***** RAW DATA

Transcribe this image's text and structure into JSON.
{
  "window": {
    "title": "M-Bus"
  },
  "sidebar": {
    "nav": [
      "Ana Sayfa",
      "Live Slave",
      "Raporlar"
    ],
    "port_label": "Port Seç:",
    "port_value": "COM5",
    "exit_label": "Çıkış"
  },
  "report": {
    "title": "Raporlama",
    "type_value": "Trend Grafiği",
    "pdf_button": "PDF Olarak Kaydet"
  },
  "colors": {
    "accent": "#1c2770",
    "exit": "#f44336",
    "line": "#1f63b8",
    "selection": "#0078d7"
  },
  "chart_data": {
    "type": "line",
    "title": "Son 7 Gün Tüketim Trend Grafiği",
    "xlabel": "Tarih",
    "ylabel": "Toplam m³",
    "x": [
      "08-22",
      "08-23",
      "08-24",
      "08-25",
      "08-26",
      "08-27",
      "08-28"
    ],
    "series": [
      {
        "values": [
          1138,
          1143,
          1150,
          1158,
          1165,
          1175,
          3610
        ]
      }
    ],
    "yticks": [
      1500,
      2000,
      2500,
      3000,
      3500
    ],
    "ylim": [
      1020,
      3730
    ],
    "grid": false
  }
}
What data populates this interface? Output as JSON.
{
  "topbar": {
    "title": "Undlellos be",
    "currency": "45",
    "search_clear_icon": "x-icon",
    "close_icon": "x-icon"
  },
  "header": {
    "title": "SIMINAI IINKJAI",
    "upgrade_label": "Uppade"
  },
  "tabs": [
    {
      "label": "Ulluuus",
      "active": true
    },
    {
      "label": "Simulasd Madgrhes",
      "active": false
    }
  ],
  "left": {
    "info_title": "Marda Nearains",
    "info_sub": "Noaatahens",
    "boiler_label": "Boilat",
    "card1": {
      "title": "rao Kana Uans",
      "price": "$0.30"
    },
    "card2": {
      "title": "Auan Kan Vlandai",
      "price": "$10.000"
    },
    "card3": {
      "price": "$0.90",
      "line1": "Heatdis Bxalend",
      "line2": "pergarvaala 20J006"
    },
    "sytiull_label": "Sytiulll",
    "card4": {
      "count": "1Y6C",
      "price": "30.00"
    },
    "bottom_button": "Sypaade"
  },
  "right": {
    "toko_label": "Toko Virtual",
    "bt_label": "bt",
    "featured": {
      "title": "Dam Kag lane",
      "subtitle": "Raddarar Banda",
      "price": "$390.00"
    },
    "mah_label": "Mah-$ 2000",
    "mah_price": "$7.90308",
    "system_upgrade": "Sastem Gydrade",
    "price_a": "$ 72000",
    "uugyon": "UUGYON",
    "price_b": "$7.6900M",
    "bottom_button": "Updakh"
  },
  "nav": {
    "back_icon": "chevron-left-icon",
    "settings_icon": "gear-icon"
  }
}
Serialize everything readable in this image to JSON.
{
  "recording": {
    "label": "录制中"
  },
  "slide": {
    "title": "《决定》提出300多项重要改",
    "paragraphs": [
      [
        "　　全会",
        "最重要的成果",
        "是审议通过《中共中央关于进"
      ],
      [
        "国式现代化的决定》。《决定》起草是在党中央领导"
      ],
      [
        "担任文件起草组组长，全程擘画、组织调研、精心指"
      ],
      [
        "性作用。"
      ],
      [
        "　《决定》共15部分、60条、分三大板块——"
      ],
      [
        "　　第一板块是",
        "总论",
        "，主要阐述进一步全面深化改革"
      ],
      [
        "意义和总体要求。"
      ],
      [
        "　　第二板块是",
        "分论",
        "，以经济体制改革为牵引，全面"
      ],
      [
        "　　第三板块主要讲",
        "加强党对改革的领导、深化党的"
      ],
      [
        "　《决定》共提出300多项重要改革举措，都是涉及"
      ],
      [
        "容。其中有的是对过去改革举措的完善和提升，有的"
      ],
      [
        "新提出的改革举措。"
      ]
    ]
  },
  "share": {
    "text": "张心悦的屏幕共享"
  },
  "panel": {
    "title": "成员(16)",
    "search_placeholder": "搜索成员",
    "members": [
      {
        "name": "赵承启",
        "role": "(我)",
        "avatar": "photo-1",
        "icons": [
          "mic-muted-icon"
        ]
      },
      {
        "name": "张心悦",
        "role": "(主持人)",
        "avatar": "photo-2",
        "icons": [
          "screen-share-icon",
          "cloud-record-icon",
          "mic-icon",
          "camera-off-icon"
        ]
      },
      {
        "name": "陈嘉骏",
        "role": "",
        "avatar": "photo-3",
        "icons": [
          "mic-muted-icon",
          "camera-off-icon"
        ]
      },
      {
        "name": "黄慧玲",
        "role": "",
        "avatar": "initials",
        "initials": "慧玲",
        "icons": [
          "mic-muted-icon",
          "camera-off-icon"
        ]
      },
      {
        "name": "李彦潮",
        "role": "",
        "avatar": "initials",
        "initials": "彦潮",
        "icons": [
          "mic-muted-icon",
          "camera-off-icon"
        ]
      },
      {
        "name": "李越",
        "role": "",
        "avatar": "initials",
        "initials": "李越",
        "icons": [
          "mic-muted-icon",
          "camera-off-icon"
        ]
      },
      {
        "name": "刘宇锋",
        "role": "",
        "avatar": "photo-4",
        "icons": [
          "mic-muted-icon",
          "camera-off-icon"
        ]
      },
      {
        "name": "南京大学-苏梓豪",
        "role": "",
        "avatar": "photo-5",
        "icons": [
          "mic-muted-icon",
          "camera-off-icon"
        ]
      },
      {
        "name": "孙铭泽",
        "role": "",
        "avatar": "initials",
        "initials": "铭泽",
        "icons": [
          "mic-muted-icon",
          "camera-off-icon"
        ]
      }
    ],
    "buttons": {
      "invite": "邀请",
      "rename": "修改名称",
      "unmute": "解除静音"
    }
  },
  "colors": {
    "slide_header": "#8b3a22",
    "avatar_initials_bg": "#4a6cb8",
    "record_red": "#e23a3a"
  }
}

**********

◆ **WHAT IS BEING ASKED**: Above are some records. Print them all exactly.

◆ **EXERCISE RESULT**:
Transcribe this image's text and structure into JSON.
{
  "window": {
    "title": "M-Bus"
  },
  "sidebar": {
    "nav": [
      "Ana Sayfa",
      "Live Slave",
      "Raporlar"
    ],
    "port_label": "Port Seç:",
    "port_value": "COM5",
    "exit_label": "Çıkış"
  },
  "report": {
    "title": "Raporlama",
    "type_value": "Trend Grafiği",
    "pdf_button": "PDF Olarak Kaydet"
  },
  "colors": {
    "accent": "#1c2770",
    "exit": "#f44336",
    "line": "#1f63b8",
    "selection": "#0078d7"
  },
  "chart_data": {
    "type": "line",
    "title": "Son 7 Gün Tüketim Trend Grafiği",
    "xlabel": "Tarih",
    "ylabel": "Toplam m³",
    "x": [
      "08-22",
      "08-23",
      "08-24",
      "08-25",
      "08-26",
      "08-27",
      "08-28"
    ],
    "series": [
      {
        "values": [
          1138,
          1143,
          1150,
          1158,
          1165,
          1175,
          3610
        ]
      }
    ],
    "yticks": [
      1500,
      2000,
      2500,
      3000,
      3500
    ],
    "ylim": [
      1020,
      3730
    ],
    "grid": false
  }
}
What data populates this interface? Output as JSON.
{
  "topbar": {
    "title": "Undlellos be",
    "currency": "45",
    "search_clear_icon": "x-icon",
    "close_icon": "x-icon"
  },
  "header": {
    "title": "SIMINAI IINKJAI",
    "upgrade_label": "Uppade"
  },
  "tabs": [
    {
      "label": "Ulluuus",
      "active": true
    },
    {
      "label": "Simulasd Madgrhes",
      "active": false
    }
  ],
  "left": {
    "info_title": "Marda Nearains",
    "info_sub": "Noaatahens",
    "boiler_label": "Boilat",
    "card1": {
      "title": "rao Kana Uans",
      "price": "$0.30"
    },
    "card2": {
      "title": "Auan Kan Vlandai",
      "price": "$10.000"
    },
    "card3": {
      "price": "$0.90",
      "line1": "Heatdis Bxalend",
      "line2": "pergarvaala 20J006"
    },
    "sytiull_label": "Sytiulll",
    "card4": {
      "count": "1Y6C",
      "price": "30.00"
    },
    "bottom_button": "Sypaade"
  },
  "right": {
    "toko_label": "Toko Virtual",
    "bt_label": "bt",
    "featured": {
      "title": "Dam Kag lane",
      "subtitle": "Raddarar Banda",
      "price": "$390.00"
    },
    "mah_label": "Mah-$ 2000",
    "mah_price": "$7.90308",
    "system_upgrade": "Sastem Gydrade",
    "price_a": "$ 72000",
    "uugyon": "UUGYON",
    "price_b": "$7.6900M",
    "bottom_button": "Updakh"
  },
  "nav": {
    "back_icon": "chevron-left-icon",
    "settings_icon": "gear-icon"
  }
}
Serialize everything readable in this image to JSON.
{
  "recording": {
    "label": "录制中"
  },
  "slide": {
    "title": "《决定》提出300多项重要改",
    "paragraphs": [
      [
        "　　全会",
        "最重要的成果",
        "是审议通过《中共中央关于进"
      ],
      [
        "国式现代化的决定》。《决定》起草是在党中央领导"
      ],
      [
        "担任文件起草组组长，全程擘画、组织调研、精心指"
      ],
      [
        "性作用。"
      ],
      [
        "　《决定》共15部分、60条、分三大板块——"
      ],
      [
        "　　第一板块是",
        "总论",
        "，主要阐述进一步全面深化改革"
      ],
      [
        "意义和总体要求。"
      ],
      [
        "　　第二板块是",
        "分论",
        "，以经济体制改革为牵引，全面"
      ],
      [
        "　　第三板块主要讲",
        "加强党对改革的领导、深化党的"
      ],
      [
        "　《决定》共提出300多项重要改革举措，都是涉及"
      ],
      [
        "容。其中有的是对过去改革举措的完善和提升，有的"
      ],
      [
        "新提出的改革举措。"
      ]
    ]
  },
  "share": {
    "text": "张心悦的屏幕共享"
  },
  "panel": {
    "title": "成员(16)",
    "search_placeholder": "搜索成员",
    "members": [
      {
        "name": "赵承启",
        "role": "(我)",
        "avatar": "photo-1",
        "icons": [
          "mic-muted-icon"
        ]
      },
      {
        "name": "张心悦",
        "role": "(主持人)",
        "avatar": "photo-2",
        "icons": [
          "screen-share-icon",
          "cloud-record-icon",
          "mic-icon",
          "camera-off-icon"
        ]
      },
      {
        "name": "陈嘉骏",
        "role": "",
        "avatar": "photo-3",
        "icons": [
          "mic-muted-icon",
          "camera-off-icon"
        ]
      },
      {
        "name": "黄慧玲",
        "role": "",
        "avatar": "initials",
        "initials": "慧玲",
        "icons": [
          "mic-muted-icon",
          "camera-off-icon"
        ]
      },
      {
        "name": "李彦潮",
        "role": "",
        "avatar": "initials",
        "initials": "彦潮",
        "icons": [
          "mic-muted-icon",
          "camera-off-icon"
        ]
      },
      {
        "name": "李越",
        "role": "",
        "avatar": "initials",
        "initials": "李越",
        "icons": [
          "mic-muted-icon",
          "camera-off-icon"
        ]
      },
      {
        "name": "刘宇锋",
        "role": "",
        "avatar": "photo-4",
        "icons": [
          "mic-muted-icon",
          "camera-off-icon"
        ]
      },
      {
        "name": "南京大学-苏梓豪",
        "role": "",
        "avatar": "photo-5",
        "icons": [
          "mic-muted-icon",
          "camera-off-icon"
        ]
      },
      {
        "name": "孙铭泽",
        "role": "",
        "avatar": "initials",
        "initials": "铭泽",
        "icons": [
          "mic-muted-icon",
          "camera-off-icon"
        ]
      }
    ],
    "buttons": {
      "invite": "邀请",
      "rename": "修改名称",
      "unmute": "解除静音"
    }
  },
  "colors": {
    "slide_header": "#8b3a22",
    "avatar_initials_bg": "#4a6cb8",
    "record_red": "#e23a3a"
  }
}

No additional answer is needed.